Why not be all that we can be?

By Garrison Keillor


Printer Friendly Version
Email this article

http://www.JewishWorldReview.com | It's been four years since Richard Reid attempted to set fire to his explosive shoes on that Paris-Miami flight, and thanks to him we still do our little dance in stocking feet through airport security, a testimony to the power of the individual to gum up the works for millions of others. Eventually somebody will attempt to scoot through with an underwear bomb, and then we'll be arriving at the airport three hours before departure so we can be inspected by crotch-sniffing dogs.


An individual has vast power to do mischief, which is why our parents inoculated us against narcissism. "Spoiled" was a strong pejorative. When it was applied to us, it stung. And so you went through many little experiences that taught you not to think that the world revolves around you.


Small horrific experiences like taking a shower in gym class in seventh grade, when you shed your skivvies and stepped bare naked into a shower room with 30 other boys, moist pink flesh under a showerhead, soaping up, rinsing, getting the heck out and into your clothes. A democratic moment.
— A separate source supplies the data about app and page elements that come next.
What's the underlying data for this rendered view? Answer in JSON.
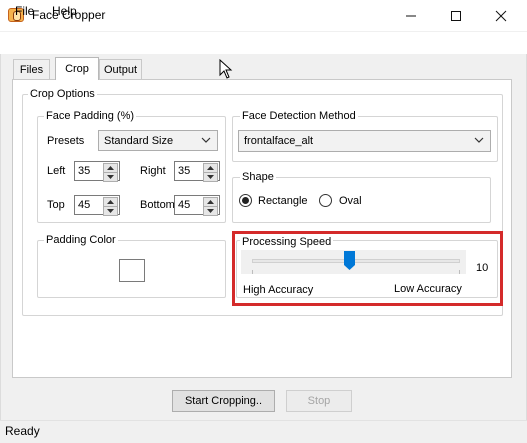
{
  "window": {
    "title": "Face Cropper",
    "controls": {
      "minimize_icon": "minimize-icon",
      "maximize_icon": "maximize-icon",
      "close_icon": "close-icon"
    }
  },
  "menu": {
    "file": "File",
    "help": "Help"
  },
  "tabs": {
    "files": "Files",
    "crop": "Crop",
    "output": "Output",
    "active": "Crop"
  },
  "crop_options": {
    "legend": "Crop Options",
    "face_padding": {
      "legend": "Face Padding (%)",
      "presets_label": "Presets",
      "presets_value": "Standard Size",
      "left_label": "Left",
      "left_value": "35",
      "right_label": "Right",
      "right_value": "35",
      "top_label": "Top",
      "top_value": "45",
      "bottom_label": "Bottom",
      "bottom_value": "45"
    },
    "detection": {
      "legend": "Face Detection Method",
      "value": "frontalface_alt"
    },
    "shape": {
      "legend": "Shape",
      "rectangle": "Rectangle",
      "oval": "Oval",
      "selected": "Rectangle"
    },
    "padding_color": {
      "legend": "Padding Color",
      "color": "#ffffff"
    },
    "processing_speed": {
      "legend": "Processing Speed",
      "value": "10",
      "position_fraction": 0.47,
      "min_label": "High Accuracy",
      "max_label": "Low Accuracy"
    }
  },
  "buttons": {
    "start": "Start Cropping..",
    "stop": "Stop"
  },
  "status": "Ready",
  "colors": {
    "accent": "#0078d7",
    "highlight": "#d42a2a"
  }
}
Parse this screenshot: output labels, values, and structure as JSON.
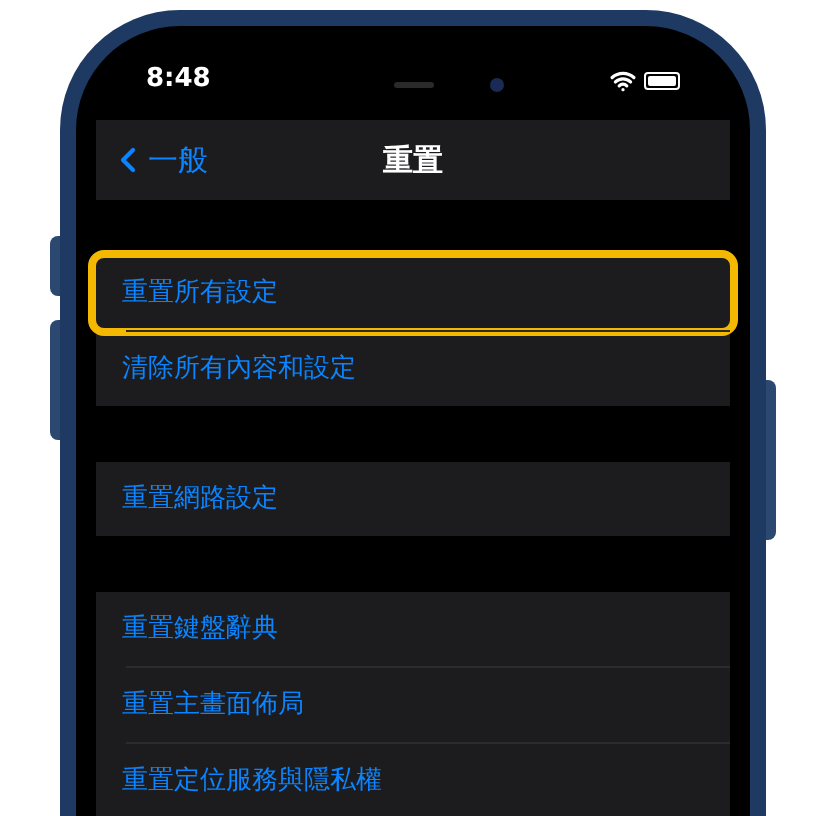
{
  "status_bar": {
    "time": "8:48"
  },
  "nav": {
    "back": "一般",
    "title": "重置"
  },
  "groups": [
    {
      "items": [
        {
          "label": "重置所有設定",
          "highlighted": true
        },
        {
          "label": "清除所有內容和設定",
          "highlighted": false
        }
      ]
    },
    {
      "items": [
        {
          "label": "重置網路設定",
          "highlighted": false
        }
      ]
    },
    {
      "items": [
        {
          "label": "重置鍵盤辭典",
          "highlighted": false
        },
        {
          "label": "重置主畫面佈局",
          "highlighted": false
        },
        {
          "label": "重置定位服務與隱私權",
          "highlighted": false
        }
      ]
    }
  ]
}
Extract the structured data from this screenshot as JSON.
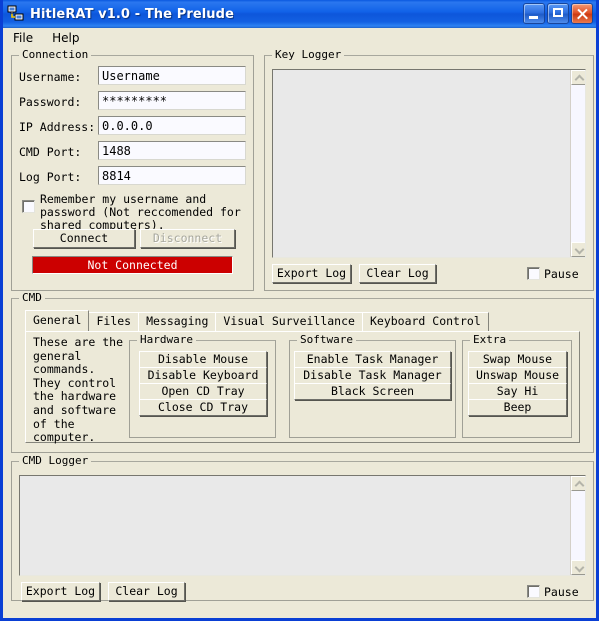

There were many of them.


Of course the great experience that most of us missed out on is the American military, a baseline experience for my dad's generation, the kick in the pants that propels the dreamy adolescent into responsible adulthood. I don't apologize for dodging the draft in the Vietnam years — there is a time and place for cowardice — but there was a price to be paid for it: a dreaminess persisted that some sergeant at Fort Leonard Wood might have adjusted.


I met a West Point cadet once, and in her I could see what I'd missed out on, a keenness of focus, a great sense of poise. She embodied the word Capable. I would've followed her into a burning building. Had she skipped the Army and swanned around amongst the perpetual adolescents, she might have missed out on her life entirely.


Whenever I meet military men and women, I'm struck by their bearing and temperament. I sit down to dinner with a Marine captain just back from Iraq and immediately feel a little childish in his presence, though he's 30 years younger. He is friendly, polite and tremendously focused. What might appear at a distance to be rigidity is really heightened attentiveness. Everything he says is appropriate and precise. When you ask about his experience in Iraq, he tells you, without spinning the story. He is no tin soldier, no flag-waver. There's no bombast in him. Like dancers, or pilots, or violinists, or lion-tamers, he is a man trained to operate consistently at a high level of attention.


As you see the price to be paid for flabbiness and immaturity and narcissism and bad manners and lousy grammar, you appreciate the military more and you ponder the consequences of its isolation in American life. Fewer and fewer of our leaders have military service in their resumes. They prefer to sweep blithely along from one comfy perch to the next, cushioned in self-regard, promoting, puffing, spinning, hitting their talking points, building their skill sets. They slip into public office without ever having been yelled at by a bullet-headed black man with sergeant's stripes and made to stand up straight in 95-degree weather and march back and forth across a dusty field and not ask why. This is a shame.


The way to put military service back in the picture is to pass a constitutional amendment requiring that a candidate for president have at least two years of full-time military service. It would be a boon to the country, to the military and to the young. It would confirm the importance of service. The 42-year-old governor who discovers that he wants to be president would need to go down to the recruiting office and enlist. It'd be a big moment, like when Elvis went off to basic training. Think of Newt Gingrich climbing on a bus and going off to have his head shaved and his individuality taken away and rebuilt.

Every weekday JewishWorldReview.com publishes what many in in the media and Washington consider "must-reading". Sign up for the daily JWR update. It's free. Just click here.

Garrison Keillorís "A Prairie Home Companion" can be heard Saturday nights on public radio stations across the country. Comment by clicking here.

Archives

© 2006 by Garrison Keillor. All rights reserved. Distributed by Tribune Media Services, INC.

Columnists

Toons

Lifestyles